CHICAGO (WLS) --No charges have been filed in Saturday's shooting at the Bud Billiken Parade that wounded two teenagers, but the event's organizers raised concern Sunday over how the media covered the violence at the otherwise peaceful celebration.
Parade organizers say that there were dozens of floats, performers and marching bands that should have been highlighted, but were not, simply because the Chicago media chose to focus on the violence and not the best of the parade.
"I think this idea that of if bleeds it leads could use a little bit of tweaking," said Bud Billiken Parade Director Beverly Reed Scott.
Reed Scott expressed her disappointment over how the media covered the shooting at Saturday's parade.
"The shooting was one tenth of one percent of what occurred (Saturday)," she said. "Ninety-nine and nine-tenths of the Bud Billiken Parade was the most awesome spectacle I have seen this year."
Reed Scott made her comments just feet from where an 18-year-old man and a 17-year-old boy were shot and wounded while standing near 42nd and King Drive, adjacent to parade route for the 85th annual event organized by the Chicago Defender Charities.
"A shooting that happened just took the spotlight away from these kids," said Chantel House, Chicago Defender Charities. "They worked so hard all year for this."
The parade did continue despite the shooting, which was the first in the events history. Organizers say local media coverage chose to focus on the violence and not positives, like the celebration of education, or that hundreds of thousands came to the parade, which saw its largest turnout in the last five years.
"It's almost like you've got to be the change you want to see, so if you guys expect them to be a certain type of way, show them that that's what they can be," said Parade Marshal Tracey Reed.
Others, including local rapper Carlton Johnson, say in today's culture, media influence is key especially when it comes to glorifying violence.
"If the cameras don't show it, there's no stars. Everybody want to be a star," Johnson said.
The parade, an African-American tradition in Chicago, is held each summer as a reminder to students it's almost time to head back to school. And Bronzeville resident Karen DeGrasse hopes it can stay that way.
"If my kids aren't proud of the area that they live in, then they're not as proud to be who they are and where they're from," she said.

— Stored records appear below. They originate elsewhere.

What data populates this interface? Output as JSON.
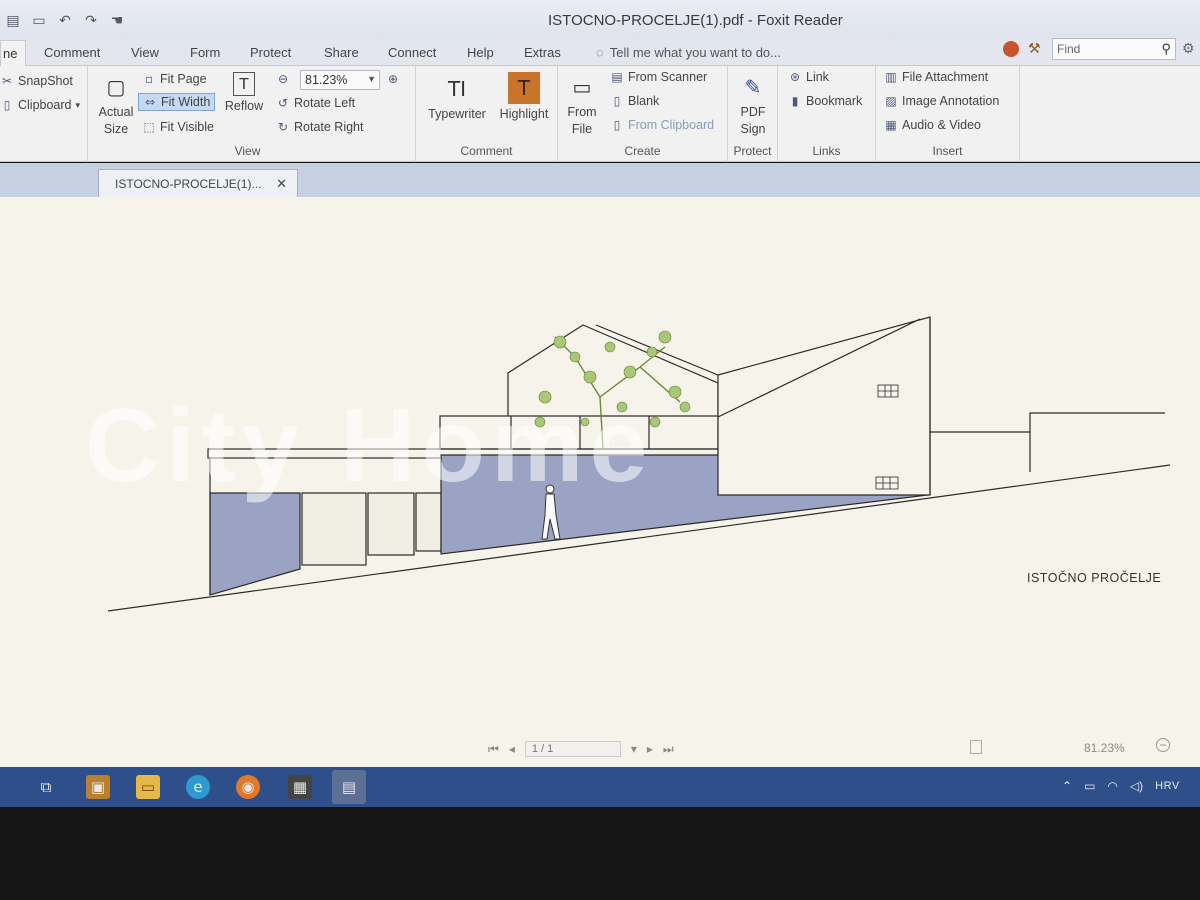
{
  "window": {
    "title": "ISTOCNO-PROCELJE(1).pdf - Foxit Reader"
  },
  "quick_access": [
    "new-file-icon",
    "open-icon",
    "undo-icon",
    "redo-icon",
    "hand-tool-icon"
  ],
  "menu": {
    "tabs": [
      "ne",
      "Comment",
      "View",
      "Form",
      "Protect",
      "Share",
      "Connect",
      "Help",
      "Extras"
    ],
    "tell_me": "Tell me what you want to do...",
    "find_placeholder": "Find"
  },
  "ribbon": {
    "tools": {
      "snapshot": "SnapShot",
      "clipboard": "Clipboard"
    },
    "view": {
      "actual_size": "Actual Size",
      "fit_page": "Fit Page",
      "fit_width": "Fit Width",
      "fit_visible": "Fit Visible",
      "reflow": "Reflow",
      "zoom": "81.23%",
      "rotate_left": "Rotate Left",
      "rotate_right": "Rotate Right",
      "label": "View"
    },
    "comment": {
      "typewriter": "Typewriter",
      "highlight": "Highlight",
      "label": "Comment"
    },
    "create": {
      "from_file": "From File",
      "from_scanner": "From Scanner",
      "blank": "Blank",
      "from_clipboard": "From Clipboard",
      "label": "Create"
    },
    "protect": {
      "pdf_sign": "PDF Sign",
      "label": "Protect"
    },
    "links": {
      "link": "Link",
      "bookmark": "Bookmark",
      "label": "Links"
    },
    "insert": {
      "file_attachment": "File Attachment",
      "image_annotation": "Image Annotation",
      "audio_video": "Audio & Video",
      "label": "Insert"
    }
  },
  "document_tab": {
    "label": "ISTOCNO-PROCELJE(1)..."
  },
  "document": {
    "sheet_title": "ISTOČNO PROČELJE",
    "watermark": "City Home",
    "page_indicator": "1 / 1",
    "status_zoom": "81.23%"
  },
  "taskbar": {
    "apps": [
      "task-view-icon",
      "store-icon",
      "file-explorer-icon",
      "edge-icon",
      "firefox-icon",
      "calculator-icon",
      "foxit-reader-icon"
    ],
    "language": "HRV"
  },
  "colors": {
    "accent": "#2f4f8a",
    "selection": "#c5d9f3",
    "wall_fill": "#9aa3c4"
  }
}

Organizers said that they don't think the violence will taint the sanctity of the parade. They also say that families will continue to make the parade a part of their tradition.
Police say there is nobody in custody and no arrests have been made in connection with the shooting.